Holmes said he was still in shock standing on the steps of the courthouse on Wednesday after the jury made the award. Holmes had filed a lawsuit against the police department after he was fired three years ago.Wednesday night, Kansas City Police Department officials confirmed they would be appealing the ruling.
Marie Sims and her five children had barely recovered from a March burglary when they found their front door kicked in again.
This time the burglars destroyed the entire front door frame to get inside. They stole her rent money, her son’s coat, and the children’s video game system and games.
One of Sims’ daughters discovered the crime Dec. 2 when she returned from school to their home on Olive Street in Kansas City.
Sims, a single mother, rushed home from work to survey the damage. She already had her hands full raising her children, ages 9 to 22, including an 18-year-old daughter born deaf and blind.

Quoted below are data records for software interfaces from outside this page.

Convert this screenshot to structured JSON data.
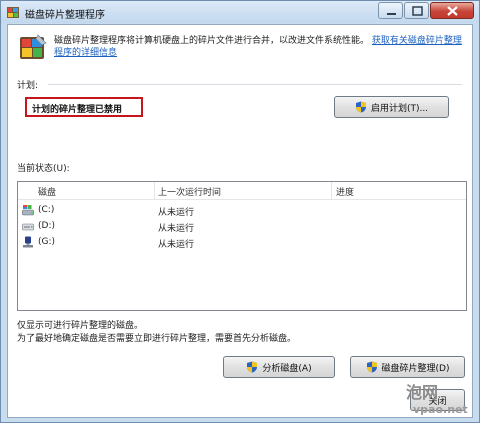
{
  "window": {
    "title": "磁盘碎片整理程序"
  },
  "header": {
    "description": "磁盘碎片整理程序将计算机硬盘上的碎片文件进行合并，以改进文件系统性能。",
    "help_link": "获取有关磁盘碎片整理程序的详细信息"
  },
  "schedule": {
    "label": "计划:",
    "status": "计划的碎片整理已禁用",
    "enable_button": "启用计划(T)..."
  },
  "current_status": {
    "label": "当前状态(U):",
    "columns": [
      "磁盘",
      "上一次运行时间",
      "进度"
    ],
    "rows": [
      {
        "disk": "(C:)",
        "last_run": "从未运行",
        "progress": ""
      },
      {
        "disk": "(D:)",
        "last_run": "从未运行",
        "progress": ""
      },
      {
        "disk": "(G:)",
        "last_run": "从未运行",
        "progress": ""
      }
    ]
  },
  "notes": {
    "line1": "仅显示可进行碎片整理的磁盘。",
    "line2": "为了最好地确定磁盘是否需要立即进行碎片整理，需要首先分析磁盘。"
  },
  "actions": {
    "analyze": "分析磁盘(A)",
    "defragment": "磁盘碎片整理(D)",
    "close": "关闭"
  },
  "watermark": {
    "line1": "泡网",
    "line2": "vpao.net"
  },
  "colors": {
    "highlight_border": "#c4161c",
    "link": "#1b5fbf",
    "window_frame": "#c7dcef"
  },
  "icons": {
    "app": "defrag-icon",
    "shield": "uac-shield-icon",
    "drive_c": "system-drive-icon",
    "drive_d": "optical-drive-icon",
    "drive_g": "usb-drive-icon"
  }
}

Sims didn’t know how she would provide Christmas presents or holiday cheer when she didn’t feel safe in her own home.
Sims’ plight touched a chord with Kansas City Police Officer David Kissee, who responded to the more recent burglary. He told other officers how Sims’ neighbors and landlord and others couldn’t say enough nice things about how she was raising such wonderful children amid such challenging conditions.

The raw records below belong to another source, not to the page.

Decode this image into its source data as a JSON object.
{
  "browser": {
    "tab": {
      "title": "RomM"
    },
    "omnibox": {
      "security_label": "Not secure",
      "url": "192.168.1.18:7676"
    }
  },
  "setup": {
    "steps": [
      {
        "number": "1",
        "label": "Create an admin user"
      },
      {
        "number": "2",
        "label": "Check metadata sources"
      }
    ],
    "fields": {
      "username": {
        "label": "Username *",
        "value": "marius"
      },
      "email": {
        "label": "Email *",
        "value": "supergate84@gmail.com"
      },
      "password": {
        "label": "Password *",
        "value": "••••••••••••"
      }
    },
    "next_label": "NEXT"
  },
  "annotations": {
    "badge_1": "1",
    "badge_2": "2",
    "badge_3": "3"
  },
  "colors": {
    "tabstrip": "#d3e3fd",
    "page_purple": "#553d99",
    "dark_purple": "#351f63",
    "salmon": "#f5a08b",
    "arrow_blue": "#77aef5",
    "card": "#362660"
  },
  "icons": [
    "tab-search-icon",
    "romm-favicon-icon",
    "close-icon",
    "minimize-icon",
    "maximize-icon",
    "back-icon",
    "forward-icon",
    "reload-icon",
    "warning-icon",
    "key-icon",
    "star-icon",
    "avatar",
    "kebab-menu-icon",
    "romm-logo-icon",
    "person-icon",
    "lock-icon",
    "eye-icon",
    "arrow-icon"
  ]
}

The officers decided they were going to help Sims.
“We said, ‘Let’s make this a real Christmas for her and her family,’ ” Sgt. Chris Sicoli said.
The officers analyzed her house for safety weaknesses and zeroed in on her door frame. Officers and commanders pooled their money and looked for donations to replace what was stolen.
After two weeks of behind-the-scenes work, a group of officers showed up at Sims’ house Friday — their day off — with tools to rebuild and secure her door frame, plus a television and wrapped Christmas presents for the kids. Officers even got a new couch and recliner donated by Dan Holiday Furniture.
“A couch!” Sims said as officers carried it into her living room. “Oh my Lord! I’m going to cry. That’s too nice.”
The officers asked Sims’ youngest daughter to give the couch the “plop test.” The girl plopped onto the black leather with a smile.
“It’s nice,” she said.
Sims called the officers “angels.”
“I wasn’t in the Christmas mood at all. I hadn’t put up a tree, and I wasn’t going to decorate,” she said. “But this is such a blessing.”
Sims’ neighbor said officers couldn’t have picked a more deserving person.
“She works two jobs so her children can have what they need,” Robert C. Bradley said. “Her kids are always studying or at the library. She’s trained them really well.”
The family of a KCK police officer killed in a tragic accident on Saturday speak out about their loss.
Awww, the puppies are so sweet! I’m glad they found her in time.
This Kansas City story details some police officers who stumbled upon a stray female with 4 puppies. The officers called the local shelter for help then went to get some food for the nearly starved mother. It’s good that things seem to be going well for these dogs now, but this is a common story across many cities in our Country.
A year after he helped capture a gunman who allegedly shot a Kansas City police officer, Soty the German shepherd has nabbed an award for his work.
Soty and his handler, Officer David Magruder, earned the Missouri K-9 Team of the Year Award from the German Shepherd Dog Club of Greater Kansas City, police officials announced today.
The duo arrested Frederick Darrington Jr. after he allegedly wounded a police officer during a June 5, 2007, traffic stop in east Kansas City. After an officer pulled over a driver, the driver stepped from his car and sprayed 30 bullets at the officer, who was hit in the ankle. The shooter then ran away.
A truck driver pointed the direction the suspect went, and Magruder and Soty followed. More than 30 minutes later, after climbing several fences, the pair found Darrington hiding in a garage. Soty pulled him out from under a car so officers could arrest him.
In addition to assault on a law enforcement officer, Darrington has been charged with first-degree murder, robbery and multiple counts of armed criminal action. He is awaiting trial.
Soty is one of eight police dogs with the Kansas City Police Department.